People think that freelancing, as the word “free” suggests, has lesser work and responsibilities than other types of jobs.
But the truth is freelancing requires more passion for work than the average office job. This side of freelancing is something that many new freelancers fail to consider before they commit to freelancing.
If you want to become a full-time freelancer, you have to be 100% committed. Many freelancers failed in this business because they lacked preparation and planning. For a rewarding career as a freelancer, learn to avoid these common freelancing mistakes:
1. Leaving a Full-time Job Without a Plan
There are many advantages of freelancing, but there are drawbacks too.
If you have a stable job that pays well and you love doing it, don’t leave it right away. Instead, take time to assess what you will gain and what you will lose if you change direction. It might turn out that having a stable office job is more fulfilling than becoming a freelancer.
Tip: Try to test the waters first and do freelancing as a side-hustle. You can do it after office hours, during weekends or on holidays while you are still employed. Consider how much you earn per hour, and how you feel about your work in general.
If you think that you can earn more working as a fulltime freelancer and you enjoy doing it, that’s a good sign. However, if you know that your current job gives you more financial stability and you feel great working with colleagues, then maybe freelancing is not for you. Be very objective when assessing the pros and cons of leaving your fulltime employment to become a freelancer.
2. Starting to Freelance Without Financial Backup
Competing for a single job is becoming extremely difficult these days. It can take weeks before you get your first client. Because of this, it’s recommended that you go freelancing only if you have enough financial buffer to support the dry spell at the beginning.
Tip: Save at least three months of your income to cover for your expenses while you’re in the process of looking for clients. Take a portion of your salary to pay for your taxes, life insurance, rentals, food, and emergency expenses.
3. Targeting All Clients (Huge Freelancing Mistake)

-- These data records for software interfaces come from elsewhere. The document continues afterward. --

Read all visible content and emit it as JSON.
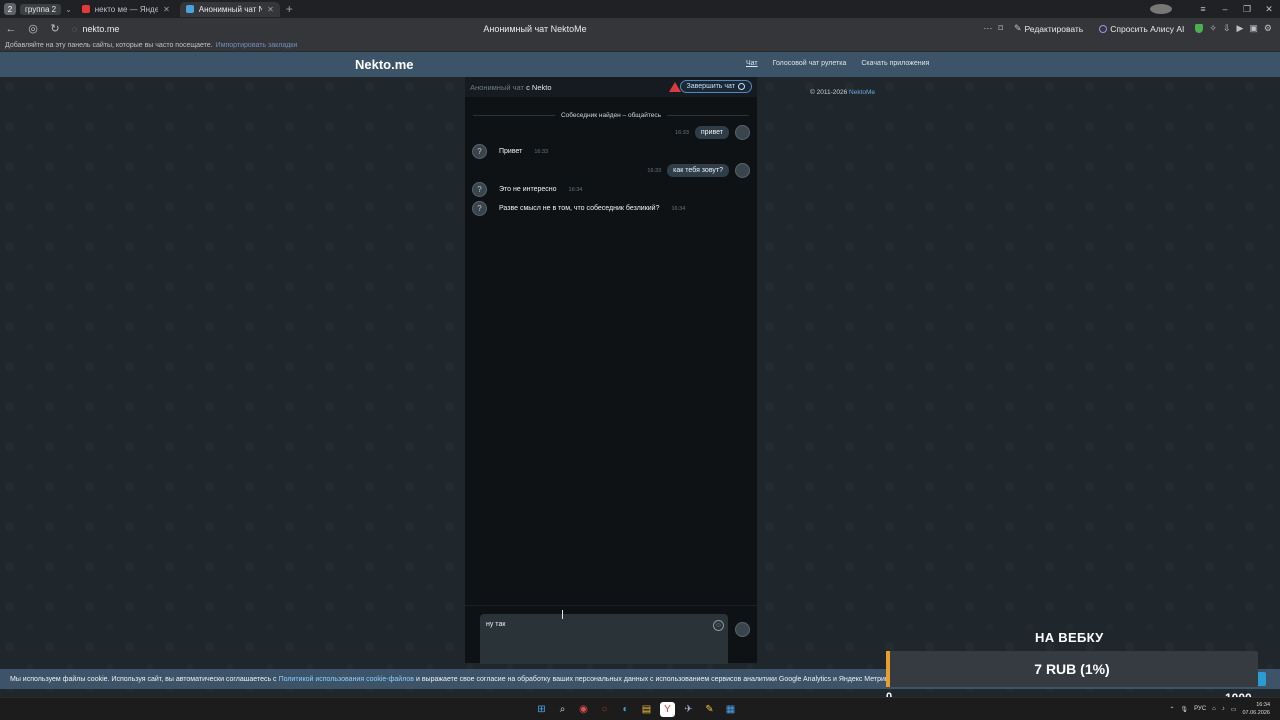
{
  "browser": {
    "group_count": "2",
    "group_label": "группа 2",
    "tabs": [
      {
        "title": "некто ме — Яндекс: нашлось",
        "favicon_color": "#e53935"
      },
      {
        "title": "Анонимный чат NektoMe",
        "favicon_color": "#4aa3df"
      }
    ],
    "url": "nekto.me",
    "page_title": "Анонимный чат NektoMe",
    "edit_label": "Редактировать",
    "ask_alice_label": "Спросить Алису AI",
    "bookmarks_hint": "Добавляйте на эту панель сайты, которые вы часто посещаете.",
    "bookmarks_import": "Импортировать закладки"
  },
  "site": {
    "logo": "Nekto.me",
    "nav": [
      {
        "label": "Чат"
      },
      {
        "label": "Голосовой чат рулетка"
      },
      {
        "label": "Скачать приложения"
      }
    ],
    "copyright_prefix": "© 2011-2026",
    "copyright_link": "NektoMe"
  },
  "chat": {
    "title_muted": "Анонимный чат",
    "title_main": "с Nekto",
    "end_button": "Завершить чат",
    "system_message": "Собеседник найден – общайтесь",
    "messages": [
      {
        "from": "me",
        "text": "привет",
        "time": "16:33"
      },
      {
        "from": "them",
        "text": "Привет",
        "time": "16:33"
      },
      {
        "from": "me",
        "text": "как тебя зовут?",
        "time": "16:33"
      },
      {
        "from": "them",
        "text": "Это не интересно",
        "time": "16:34"
      },
      {
        "from": "them",
        "text": "Разве смысл не в том, что собеседник безликий?",
        "time": "16:34"
      }
    ],
    "input_value": "ну так"
  },
  "cookie": {
    "text_before": "Мы используем файлы cookie. Используя сайт, вы автоматически соглашаетесь с",
    "link": "Политикой использования cookie-файлов",
    "text_after": "и выражаете свое согласие на обработку ваших персональных данных с использованием сервисов аналитики Google Analytics и Яндекс Метрика"
  },
  "donation": {
    "title": "НА ВЕБКУ",
    "value_label": "7 RUB (1%)",
    "progress": 0.01,
    "min": "0",
    "max": "1000",
    "fill_color": "#e89d2d"
  },
  "taskbar": {
    "lang": "РУС",
    "time": "16:34",
    "date": "07.06.2026"
  }
}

Many freelancers think that the broader their scope of service is, the higher their chances are of getting hired. This strategy will not work because most clients are looking for experts in a specific area, not a generalist who can do a little bit of this and that.
They want you to help them solve a problem. So, if you describe yourself as Mr. Know-It-All who does freelance writing, transcribing, graphics, name it, don’t be surprised if no one seems to be interested in hiring you.
Tip: Determine what type of service you can offer to your clients. Focus on one skill first, even if you’re confident that you can provide something more. If you are convinced that you’re an expert in two fields, choose the area that is more in-demand in the freelancing market. This way, you will have more chances to land a job faster since there will be no shortage of clients who need your service.
Once you developed a good working relationship with your client, start “packaging” your service. You can politely ask your client to let you do other tasks related to your work. Upselling your service is one way to increase your value and your rate as a freelancer.
4. Not Setting the Right Rate
One advantage of working as a freelancer is that you can earn as much (or as little) as you want. You can dictate how much you are going to charge for your service, depending on your level of expertise, years of experience, and the duration of the project.
Don’t set your price either too high or too low. If you have a very high rate, only a few clients with a big budget can afford to hire you. If you price yourself very cheap, clients can abuse your service by giving you tasks outside your scope of work.
Tip: To determine your price correctly, take out three zeros from your expected annual income. For instance, if your goal is to get $100,000 in a year, drop the last three zeroes to give you $100, which should be your hourly rate.
Another way to set your price correctly is to join freelancing platforms like Upwork and search for freelancers within your niche. Check how much they are charging for their service and compute their average rate. Use that rate as a benchmark when pricing your service.
5. Thinking Like an Employee
Don’t treat your job like an ordinary day in the office without a boss. Consider your career as a business where you are more in control of your time and money.
If you want to have a stellar freelancing career, develop a businessperson’s mindset – acquiring more money, and automating as much of the work as you can. Don’t settle for clients that pay you less than what you deserve. Continue looking for clients who can see your real value and are willing to pay more for your service.
Tip: Put 100% of your effort in every project that you work on. At the end of the project, you want to get positive feedback and recommendations from your clients. Use their testimonials to get high-paying clients.
Don’t stop prospecting. If you have so many projects and you need help, you can create an agency. Delegate some tasks to other freelancers and pay them accordingly.
If you need help in changing your mindset about freelancing, sign up to the right course for freelancers. An excellent course will show you how to think like a freelancer and how to grow your business.